    Elsevier Science S.A.

    P.O. Box 564
    CH-1001 Lausanne 1,   Switzerland 
  • Authors:
    • Beagley, T M
    • McEwen, I J
    • Pritchard, C
  • Publication Date: 1975-6

Media Info

  • Features: Figures; References; Tables;
  • Pagination: p. 141-152
  • Serial:
    • Wear
    • Volume: 33
    • Issue Number: 1
    • Publisher: Elsevier Science S.A.
    • ISSN: 0043-1648

Subject/Index Terms

Filing Info

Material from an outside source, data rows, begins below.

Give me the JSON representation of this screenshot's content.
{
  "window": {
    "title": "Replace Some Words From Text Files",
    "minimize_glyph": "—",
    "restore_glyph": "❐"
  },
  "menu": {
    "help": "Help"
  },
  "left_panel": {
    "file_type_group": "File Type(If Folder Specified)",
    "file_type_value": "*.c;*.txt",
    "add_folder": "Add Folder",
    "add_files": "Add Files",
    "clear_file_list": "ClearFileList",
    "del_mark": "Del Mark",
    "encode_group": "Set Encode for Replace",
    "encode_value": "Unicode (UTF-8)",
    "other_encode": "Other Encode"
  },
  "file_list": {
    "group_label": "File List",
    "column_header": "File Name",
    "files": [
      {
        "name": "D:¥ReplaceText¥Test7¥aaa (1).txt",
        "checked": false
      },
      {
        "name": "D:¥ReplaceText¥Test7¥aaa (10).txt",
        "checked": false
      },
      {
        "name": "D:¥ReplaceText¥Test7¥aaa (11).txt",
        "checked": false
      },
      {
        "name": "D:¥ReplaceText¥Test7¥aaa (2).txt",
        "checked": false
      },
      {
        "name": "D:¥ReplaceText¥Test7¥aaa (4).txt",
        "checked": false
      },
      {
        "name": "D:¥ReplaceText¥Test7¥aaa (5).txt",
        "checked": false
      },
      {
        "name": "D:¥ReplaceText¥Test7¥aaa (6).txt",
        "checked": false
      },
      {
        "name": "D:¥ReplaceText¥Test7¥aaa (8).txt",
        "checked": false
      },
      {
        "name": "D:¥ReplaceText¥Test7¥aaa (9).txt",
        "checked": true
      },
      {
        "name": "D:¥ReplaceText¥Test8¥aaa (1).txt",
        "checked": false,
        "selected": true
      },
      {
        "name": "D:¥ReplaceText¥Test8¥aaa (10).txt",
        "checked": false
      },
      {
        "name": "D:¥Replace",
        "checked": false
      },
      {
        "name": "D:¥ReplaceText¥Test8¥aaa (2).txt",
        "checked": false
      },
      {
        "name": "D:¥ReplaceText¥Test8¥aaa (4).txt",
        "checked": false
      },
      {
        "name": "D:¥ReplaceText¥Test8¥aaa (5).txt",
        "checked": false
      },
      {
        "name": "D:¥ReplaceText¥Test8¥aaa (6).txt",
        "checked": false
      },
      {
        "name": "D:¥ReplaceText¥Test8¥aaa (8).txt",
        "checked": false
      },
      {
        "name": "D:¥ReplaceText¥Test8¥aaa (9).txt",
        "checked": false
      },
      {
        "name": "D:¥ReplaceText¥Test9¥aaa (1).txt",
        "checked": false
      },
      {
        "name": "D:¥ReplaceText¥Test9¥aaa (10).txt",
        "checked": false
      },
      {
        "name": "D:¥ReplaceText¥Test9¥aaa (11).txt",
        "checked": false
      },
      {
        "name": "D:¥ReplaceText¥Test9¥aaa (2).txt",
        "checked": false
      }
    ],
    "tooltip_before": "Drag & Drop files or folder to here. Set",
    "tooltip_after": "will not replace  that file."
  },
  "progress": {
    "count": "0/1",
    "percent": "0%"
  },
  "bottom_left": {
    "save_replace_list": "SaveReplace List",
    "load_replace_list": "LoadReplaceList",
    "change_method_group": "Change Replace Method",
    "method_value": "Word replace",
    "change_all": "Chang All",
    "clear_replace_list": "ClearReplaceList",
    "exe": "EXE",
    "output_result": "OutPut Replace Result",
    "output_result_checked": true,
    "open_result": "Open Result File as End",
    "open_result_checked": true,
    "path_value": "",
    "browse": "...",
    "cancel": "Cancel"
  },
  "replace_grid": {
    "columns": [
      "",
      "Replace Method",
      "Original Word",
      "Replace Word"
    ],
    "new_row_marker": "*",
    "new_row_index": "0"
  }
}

  • Accession Number: 00096655
  • Record Type: Publication
  • Source Agency: Wear
  • Files: TRIS
  • Created Date: Jul 24 1975 12:00AM